Ex'OO Ex'02 Ex’02 Ex'03 Ex'03 Ex'04 Ex'04

Keller, Worthy E. Bowen, James W. Evans, Edith E. Appenzeller, Mary DeLong, Fred W. Harlacher, Ethel Shaner.
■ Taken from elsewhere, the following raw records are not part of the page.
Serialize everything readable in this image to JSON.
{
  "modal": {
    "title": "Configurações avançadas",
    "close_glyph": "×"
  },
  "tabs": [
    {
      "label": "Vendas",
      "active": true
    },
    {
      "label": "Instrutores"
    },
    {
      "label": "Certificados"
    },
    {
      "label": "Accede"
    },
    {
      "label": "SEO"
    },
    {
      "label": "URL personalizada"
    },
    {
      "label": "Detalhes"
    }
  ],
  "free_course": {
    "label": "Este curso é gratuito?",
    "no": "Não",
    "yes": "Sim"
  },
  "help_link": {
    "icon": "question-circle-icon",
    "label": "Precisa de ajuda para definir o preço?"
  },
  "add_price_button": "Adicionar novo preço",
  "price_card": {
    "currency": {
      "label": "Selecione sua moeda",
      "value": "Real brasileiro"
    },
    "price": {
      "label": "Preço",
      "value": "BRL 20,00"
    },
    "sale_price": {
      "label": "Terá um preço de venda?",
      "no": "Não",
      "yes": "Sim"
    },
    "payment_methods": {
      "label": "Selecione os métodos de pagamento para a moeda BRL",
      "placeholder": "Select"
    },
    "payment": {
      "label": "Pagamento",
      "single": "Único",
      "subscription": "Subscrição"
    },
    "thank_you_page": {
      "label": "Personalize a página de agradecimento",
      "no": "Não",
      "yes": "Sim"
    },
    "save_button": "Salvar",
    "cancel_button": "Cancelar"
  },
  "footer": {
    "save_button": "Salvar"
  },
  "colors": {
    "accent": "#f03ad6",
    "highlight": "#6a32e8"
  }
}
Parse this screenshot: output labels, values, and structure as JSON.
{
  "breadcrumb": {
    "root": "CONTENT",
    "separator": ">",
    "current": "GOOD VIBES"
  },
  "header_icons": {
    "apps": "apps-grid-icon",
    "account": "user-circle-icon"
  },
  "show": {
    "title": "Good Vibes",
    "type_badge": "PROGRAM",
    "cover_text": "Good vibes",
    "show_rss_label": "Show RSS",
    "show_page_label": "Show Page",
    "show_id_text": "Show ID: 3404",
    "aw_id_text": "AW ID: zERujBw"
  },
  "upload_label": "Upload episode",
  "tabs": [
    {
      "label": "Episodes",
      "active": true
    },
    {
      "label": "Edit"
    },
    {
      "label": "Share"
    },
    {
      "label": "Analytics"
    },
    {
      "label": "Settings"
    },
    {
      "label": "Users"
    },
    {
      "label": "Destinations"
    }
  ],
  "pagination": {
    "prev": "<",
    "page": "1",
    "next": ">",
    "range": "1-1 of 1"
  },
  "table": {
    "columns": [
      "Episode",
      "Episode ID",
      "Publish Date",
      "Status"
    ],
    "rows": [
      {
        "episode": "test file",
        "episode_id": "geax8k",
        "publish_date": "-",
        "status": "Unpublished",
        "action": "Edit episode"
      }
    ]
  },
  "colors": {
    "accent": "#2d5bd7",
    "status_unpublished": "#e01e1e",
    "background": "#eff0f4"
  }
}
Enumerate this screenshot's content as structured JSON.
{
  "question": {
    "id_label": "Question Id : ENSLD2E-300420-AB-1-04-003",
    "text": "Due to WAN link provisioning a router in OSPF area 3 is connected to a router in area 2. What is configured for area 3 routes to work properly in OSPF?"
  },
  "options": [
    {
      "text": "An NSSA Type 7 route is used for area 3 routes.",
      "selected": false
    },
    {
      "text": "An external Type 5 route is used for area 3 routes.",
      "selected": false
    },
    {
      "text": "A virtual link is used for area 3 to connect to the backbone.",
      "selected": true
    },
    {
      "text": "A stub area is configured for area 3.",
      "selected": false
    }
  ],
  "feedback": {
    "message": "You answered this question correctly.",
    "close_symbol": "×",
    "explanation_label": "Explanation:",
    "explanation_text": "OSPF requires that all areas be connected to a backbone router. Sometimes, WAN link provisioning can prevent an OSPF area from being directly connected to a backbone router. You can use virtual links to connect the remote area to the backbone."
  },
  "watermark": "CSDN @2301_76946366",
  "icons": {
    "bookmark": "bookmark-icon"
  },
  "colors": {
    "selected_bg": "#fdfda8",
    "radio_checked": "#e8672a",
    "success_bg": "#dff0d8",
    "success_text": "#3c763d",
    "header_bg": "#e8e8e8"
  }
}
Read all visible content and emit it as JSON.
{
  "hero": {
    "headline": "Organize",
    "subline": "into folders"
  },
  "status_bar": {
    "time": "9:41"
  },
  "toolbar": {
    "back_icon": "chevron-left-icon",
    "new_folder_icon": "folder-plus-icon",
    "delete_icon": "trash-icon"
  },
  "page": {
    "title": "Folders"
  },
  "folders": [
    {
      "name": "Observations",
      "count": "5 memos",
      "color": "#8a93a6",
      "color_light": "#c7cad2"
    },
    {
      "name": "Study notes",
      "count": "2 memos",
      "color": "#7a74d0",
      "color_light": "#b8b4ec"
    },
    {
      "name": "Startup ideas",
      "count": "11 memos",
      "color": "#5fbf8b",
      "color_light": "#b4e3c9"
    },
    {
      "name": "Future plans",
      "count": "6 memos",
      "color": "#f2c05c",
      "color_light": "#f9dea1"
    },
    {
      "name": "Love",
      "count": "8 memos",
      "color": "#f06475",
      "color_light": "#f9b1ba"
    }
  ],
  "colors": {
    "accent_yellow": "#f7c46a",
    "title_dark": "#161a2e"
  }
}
Ethel

Ex’04 Ex'06 Ex'07 Ex'07 Ex'07 Ex'07 Ex'07 Ex’07 Ex'07 Ex'09

Vale, Chester C. Zuck, Alice M. Bair, William A. Dunlap, Raymond Kanaga, Paul Lesher, Earl W. Martin, Charles H. Palmer, Mrs. Eva Trimmer, Walter H. Matcham, Mrs. George D.


Ex'10 Ex’10 Ex’10 Ex’10 Ex’ll Ex’ll Ex'll Ex’ll Ex’ll Ex’12 Ex'12 Ex’13 Ex'13 Ex'13 Ex’13 Ex'14 Ex’14 Ex'16 Ex’16 Ex'17 Ex'17 Ex’18 Ex’18 Ex’19

Belt, Ida Louise Jones, Orel Mumma, Golda E. Smith, Mrs. John Baird, Harold Fox, Ralph M. Garrison, Anna L. Lindsay, Adela C. Moorly, George E. Bachman, Minnie Laughlin, Maybel P. Mayne, David F. Myers, Mrs. Charles Osgood, Helyn Sprague, Mary Kahler, Howard Roy Livengood, James M. Eldridge, Helen E. Shannon, Orie J. Davis, Donald H. Klepinger, Edith M. Dort, Ircul Metzger, Elizabeth S. Bryson, Murl F.


Ex'22 Ex’25 Ex’25 Ex’26 Ex’26 Ex'26 Ex’27 Ex’27 Ex’27 Ex’28 Ex’29 Ex'29 Ex'29 Ex’29 Ex’29 Ex’30 Ex’30 Ex'33

Straw, Dorothy E. Furbay, John Stephens, F. L. Anderson, Ella Ohler, Robert Pierce, Dorothy James, Lois W. Marshall, Cloyd Rainsberg, Neva Kalbaugh, Harry Boner, Louise Bradshaw, Louise E. Mahan, Cramer Hugh Mendenhall, Clarence Miles, Virginia Badgeley, Virginia Kaufman, Sam Plummer, Hazel